## Aim of the task
Each line below that carries the string "title" must appear in the answer.

BEGIN

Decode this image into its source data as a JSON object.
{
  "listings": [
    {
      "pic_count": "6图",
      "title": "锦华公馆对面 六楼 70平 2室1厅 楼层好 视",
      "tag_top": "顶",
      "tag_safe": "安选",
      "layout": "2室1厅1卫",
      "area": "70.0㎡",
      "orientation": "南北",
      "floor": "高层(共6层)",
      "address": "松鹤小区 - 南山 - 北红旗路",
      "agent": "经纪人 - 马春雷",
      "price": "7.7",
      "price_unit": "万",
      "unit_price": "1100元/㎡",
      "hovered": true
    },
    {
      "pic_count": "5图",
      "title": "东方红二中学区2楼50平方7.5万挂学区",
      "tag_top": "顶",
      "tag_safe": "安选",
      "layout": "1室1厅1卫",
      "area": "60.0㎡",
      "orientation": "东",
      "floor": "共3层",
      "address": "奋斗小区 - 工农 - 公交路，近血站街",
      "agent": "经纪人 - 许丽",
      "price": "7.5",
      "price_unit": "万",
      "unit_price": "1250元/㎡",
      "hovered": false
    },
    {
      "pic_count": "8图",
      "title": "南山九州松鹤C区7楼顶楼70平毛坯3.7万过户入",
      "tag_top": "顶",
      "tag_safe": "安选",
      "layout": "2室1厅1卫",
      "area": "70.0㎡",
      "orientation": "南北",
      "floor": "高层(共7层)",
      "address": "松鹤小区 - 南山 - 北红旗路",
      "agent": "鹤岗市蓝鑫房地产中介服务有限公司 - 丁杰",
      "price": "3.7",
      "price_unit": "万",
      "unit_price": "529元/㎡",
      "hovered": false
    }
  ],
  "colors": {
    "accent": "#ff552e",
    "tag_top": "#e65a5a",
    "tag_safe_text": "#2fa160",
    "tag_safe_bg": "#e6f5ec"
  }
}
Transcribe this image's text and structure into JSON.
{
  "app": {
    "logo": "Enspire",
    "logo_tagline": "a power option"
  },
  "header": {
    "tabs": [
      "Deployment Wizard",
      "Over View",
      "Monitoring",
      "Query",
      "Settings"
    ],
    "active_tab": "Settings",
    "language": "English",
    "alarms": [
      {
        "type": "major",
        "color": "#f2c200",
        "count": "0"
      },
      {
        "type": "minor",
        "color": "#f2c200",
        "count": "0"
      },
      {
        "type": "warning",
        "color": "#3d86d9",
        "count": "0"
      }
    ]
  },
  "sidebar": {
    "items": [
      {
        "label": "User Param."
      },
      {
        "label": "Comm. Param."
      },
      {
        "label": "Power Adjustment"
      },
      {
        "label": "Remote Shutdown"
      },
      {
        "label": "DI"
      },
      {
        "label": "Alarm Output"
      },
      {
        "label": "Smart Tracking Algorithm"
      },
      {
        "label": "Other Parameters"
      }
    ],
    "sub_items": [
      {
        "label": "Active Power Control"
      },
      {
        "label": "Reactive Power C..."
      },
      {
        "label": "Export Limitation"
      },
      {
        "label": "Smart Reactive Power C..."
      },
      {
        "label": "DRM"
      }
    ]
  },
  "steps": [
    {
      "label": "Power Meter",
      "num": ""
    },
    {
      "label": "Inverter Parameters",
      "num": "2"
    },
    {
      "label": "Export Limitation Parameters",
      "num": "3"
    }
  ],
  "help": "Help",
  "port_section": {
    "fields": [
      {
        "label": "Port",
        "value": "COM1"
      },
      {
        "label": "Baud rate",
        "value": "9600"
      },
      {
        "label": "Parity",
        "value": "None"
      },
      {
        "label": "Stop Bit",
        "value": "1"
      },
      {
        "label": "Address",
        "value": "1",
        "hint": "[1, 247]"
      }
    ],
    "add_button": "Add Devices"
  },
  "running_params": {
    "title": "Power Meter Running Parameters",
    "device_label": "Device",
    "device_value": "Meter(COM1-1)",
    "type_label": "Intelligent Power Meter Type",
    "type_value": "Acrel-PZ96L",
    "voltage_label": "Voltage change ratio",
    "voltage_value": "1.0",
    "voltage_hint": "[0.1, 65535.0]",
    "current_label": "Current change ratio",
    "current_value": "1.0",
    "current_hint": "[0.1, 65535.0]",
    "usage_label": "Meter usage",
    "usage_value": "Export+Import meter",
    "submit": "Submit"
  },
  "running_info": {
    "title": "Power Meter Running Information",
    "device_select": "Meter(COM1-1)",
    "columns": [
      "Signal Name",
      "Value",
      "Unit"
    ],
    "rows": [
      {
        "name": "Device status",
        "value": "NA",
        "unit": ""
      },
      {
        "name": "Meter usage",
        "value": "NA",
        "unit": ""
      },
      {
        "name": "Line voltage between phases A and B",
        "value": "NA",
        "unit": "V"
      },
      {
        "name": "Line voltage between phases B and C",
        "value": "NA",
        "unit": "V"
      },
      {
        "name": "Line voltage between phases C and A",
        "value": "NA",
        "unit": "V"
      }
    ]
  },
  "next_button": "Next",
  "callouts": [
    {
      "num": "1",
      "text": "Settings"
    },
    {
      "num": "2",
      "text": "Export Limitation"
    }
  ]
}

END

## Written answer
      "title": "锦华公馆对面 六楼 70平 2室1厅 楼层好 视",
      "title": "东方红二中学区2楼50平方7.5万挂学区",
      "title": "南山九州松鹤C区7楼顶楼70平毛坯3.7万过户入",
    "title": "Power Meter Running Parameters",
    "title": "Power Meter Running Information",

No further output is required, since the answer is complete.